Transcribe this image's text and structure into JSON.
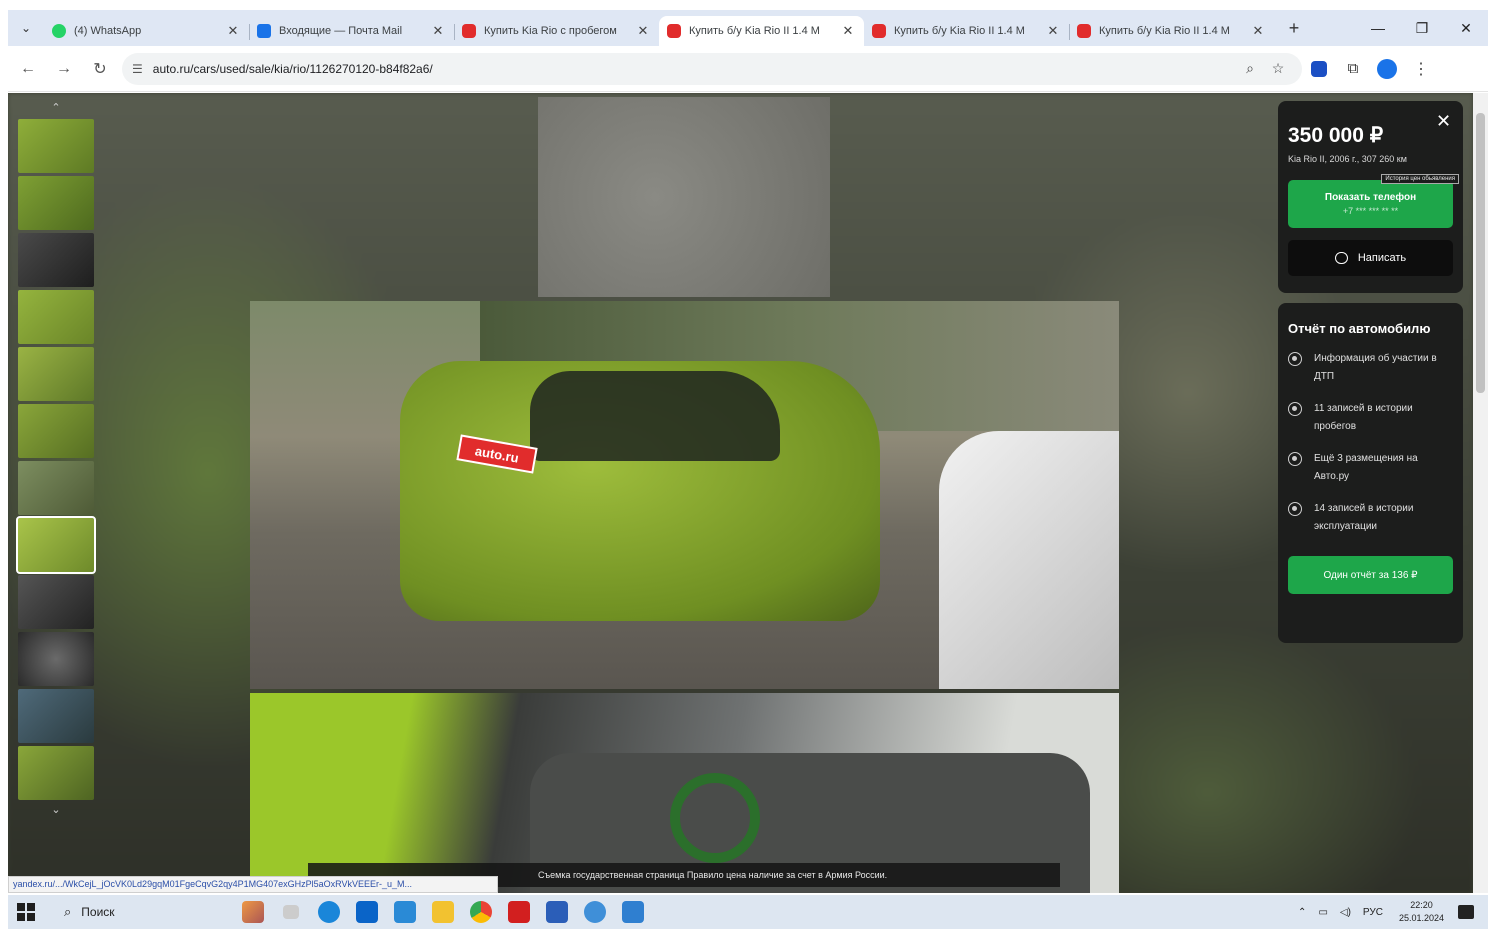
{
  "browser": {
    "tabs": [
      {
        "title": "(4) WhatsApp",
        "favicon": "whatsapp-icon",
        "active": false
      },
      {
        "title": "Входящие — Почта Mail",
        "favicon": "mail-icon",
        "active": false
      },
      {
        "title": "Купить Kia Rio с пробегом",
        "favicon": "autoru-icon",
        "active": false
      },
      {
        "title": "Купить б/у Kia Rio II 1.4 M",
        "favicon": "autoru-icon",
        "active": true
      },
      {
        "title": "Купить б/у Kia Rio II 1.4 M",
        "favicon": "autoru-icon",
        "active": false
      },
      {
        "title": "Купить б/у Kia Rio II 1.4 M",
        "favicon": "autoru-icon",
        "active": false
      }
    ],
    "new_tab": "+",
    "url": "auto.ru/cars/used/sale/kia/rio/1126270120-b84f82a6/",
    "status_url": "yandex.ru/.../WkCejL_jOcVK0Ld29gqM01FgeCqvG2qy4P1MG407exGHzPl5aOxRVkVEEEr-_u_M..."
  },
  "listing": {
    "price": "350 000 ₽",
    "subtitle": "Kia Rio II, 2006 г., 307 260 км",
    "show_phone_label": "Показать телефон",
    "phone_masked": "+7 *** *** ** **",
    "tooltip": "История цен обьявления",
    "write_label": "Написать",
    "plate_text": "auto.ru",
    "report": {
      "title": "Отчёт по автомобилю",
      "items": [
        "Информация об участии в ДТП",
        "11 записей в истории пробегов",
        "Ещё 3 размещения на Авто.ру",
        "14 записей в истории эксплуатации"
      ],
      "button_label": "Один отчёт за 136 ₽"
    },
    "info_bar": "Съемка государственная страница Правило цена наличие за счет в Армия России."
  },
  "taskbar": {
    "search_label": "Поиск",
    "lang": "РУС",
    "time": "22:20",
    "date": "25.01.2024"
  },
  "colors": {
    "accent_green": "#1ea64a",
    "autoru_red": "#e12c2c",
    "panel_dark": "#1c1d1c",
    "car_green": "#8bb232"
  }
}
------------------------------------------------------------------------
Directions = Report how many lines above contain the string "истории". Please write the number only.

Task answer = 2